Pence, in particular, is seen in the Foreign Office as key moderating influence. The incoming vice president voiced his agreement when Johnson spelled out the importance of the U.K.-U.S. relationship in tackling ISIS in Syria and standing up to Russian aggression.
However, there is an acceptance that despite its vote to exit the EU last June, the U.K. may now have more in common with other European capitals on foreign policy than Washington — particularly on sanctions against Russia.
Big Oil in the White House
While it is remains from clear how much — or even if — relations between the U.S. and Russia will truly improve during Trump’s presidency, there seemed to be a dawning realization in Europe that the administration taking shape was perhaps the most pro-Big Business White House in history.
On that front, some of Mr. Tillerson’s fellow titans in the oil business praised his selection.
Tillerson is “widely respected, is a person who knows how to listen and find compromises” and his appointment is “positive,” Claudio De Scalzi, the chief executive of the Italian, state-controlled oil company Eni, said in New York according to Ansa, the Italian news agency.
In 2013, Putin awarded the “Friendship of Russia” to Tillerson, and Paolo Scaroni, the director general of Eni, at the same ceremony.

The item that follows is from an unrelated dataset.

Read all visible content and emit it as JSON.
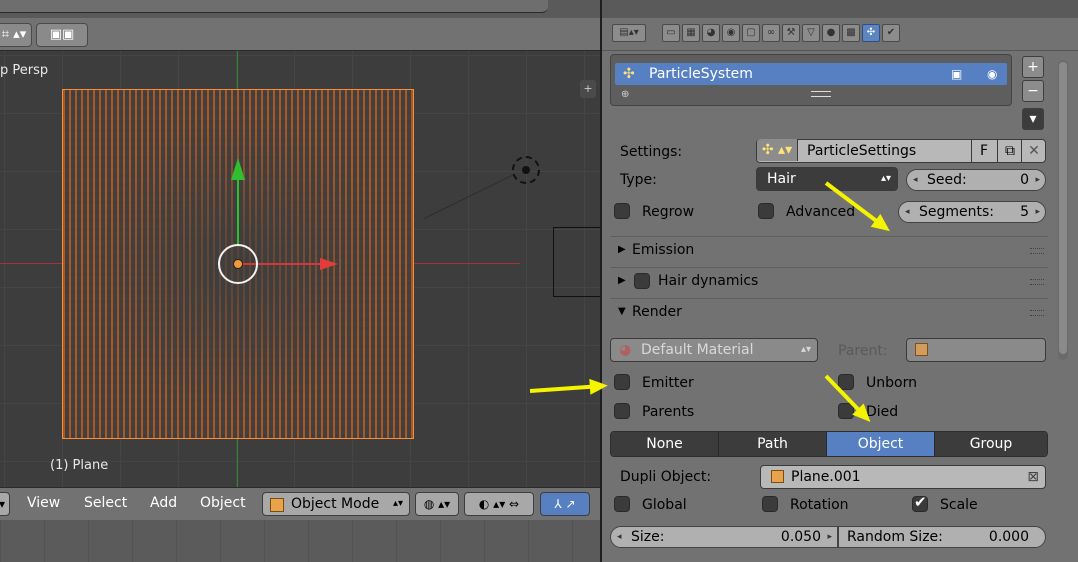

In Moscow, predictably perhaps, there was effusive praise for the president-elect’s selection.
“The head of Exxon, Tillerson is Trump’s choice for the post of secretary of state,” Alexey Pushkov, a Russian senator, posted on Twitter. “He has worked a lot with Russia. This choice confirms Trump’s seriousness.”

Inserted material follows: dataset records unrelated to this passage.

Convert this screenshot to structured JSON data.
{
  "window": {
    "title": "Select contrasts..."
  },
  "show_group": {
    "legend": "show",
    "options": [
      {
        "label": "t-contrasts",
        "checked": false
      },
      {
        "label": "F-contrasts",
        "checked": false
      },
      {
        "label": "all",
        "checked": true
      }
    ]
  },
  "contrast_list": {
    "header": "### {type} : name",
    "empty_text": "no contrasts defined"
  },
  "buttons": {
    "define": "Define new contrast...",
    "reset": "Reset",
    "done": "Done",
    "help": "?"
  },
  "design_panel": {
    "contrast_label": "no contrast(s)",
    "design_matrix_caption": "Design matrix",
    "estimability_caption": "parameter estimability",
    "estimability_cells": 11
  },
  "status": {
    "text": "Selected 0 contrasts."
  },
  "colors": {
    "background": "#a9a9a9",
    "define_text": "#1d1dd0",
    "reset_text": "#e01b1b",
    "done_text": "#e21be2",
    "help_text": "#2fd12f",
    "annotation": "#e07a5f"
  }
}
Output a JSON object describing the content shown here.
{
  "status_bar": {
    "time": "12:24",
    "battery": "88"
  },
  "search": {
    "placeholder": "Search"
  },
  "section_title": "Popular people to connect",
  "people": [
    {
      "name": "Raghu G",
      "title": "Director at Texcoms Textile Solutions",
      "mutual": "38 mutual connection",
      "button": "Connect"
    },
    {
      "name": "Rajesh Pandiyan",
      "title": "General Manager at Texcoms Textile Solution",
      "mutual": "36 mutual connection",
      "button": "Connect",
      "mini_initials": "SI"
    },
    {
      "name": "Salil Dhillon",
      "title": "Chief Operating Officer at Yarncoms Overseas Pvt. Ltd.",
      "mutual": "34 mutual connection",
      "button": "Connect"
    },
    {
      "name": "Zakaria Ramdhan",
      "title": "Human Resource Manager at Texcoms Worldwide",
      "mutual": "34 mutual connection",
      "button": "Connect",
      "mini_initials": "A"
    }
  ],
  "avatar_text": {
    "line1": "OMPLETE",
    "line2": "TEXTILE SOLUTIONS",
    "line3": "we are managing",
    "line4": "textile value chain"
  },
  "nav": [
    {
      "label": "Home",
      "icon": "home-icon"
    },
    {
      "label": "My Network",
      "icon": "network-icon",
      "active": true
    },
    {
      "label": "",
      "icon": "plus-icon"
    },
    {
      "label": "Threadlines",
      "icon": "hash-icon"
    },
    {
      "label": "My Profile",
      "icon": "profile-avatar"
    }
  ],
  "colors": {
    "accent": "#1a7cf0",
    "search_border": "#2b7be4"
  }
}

In a follow-up post, Pushkov, who was chief of the Russian Parliament’s foreign affairs committee before joining the Senate, wrote: “McCain, Rubio and Co. are opponents of Trump. That’s why their efforts to derail the appointment of Tillerson played in his favor. Yes, and Trump is no coward.”
Pierre Briançon in Paris, Tom McTague in London, Janosch Delcker in Berlin, and Cynthia Kroet, Jacopo Barigazzi and Quentin Ariès in Brussels contributed reporting to this article.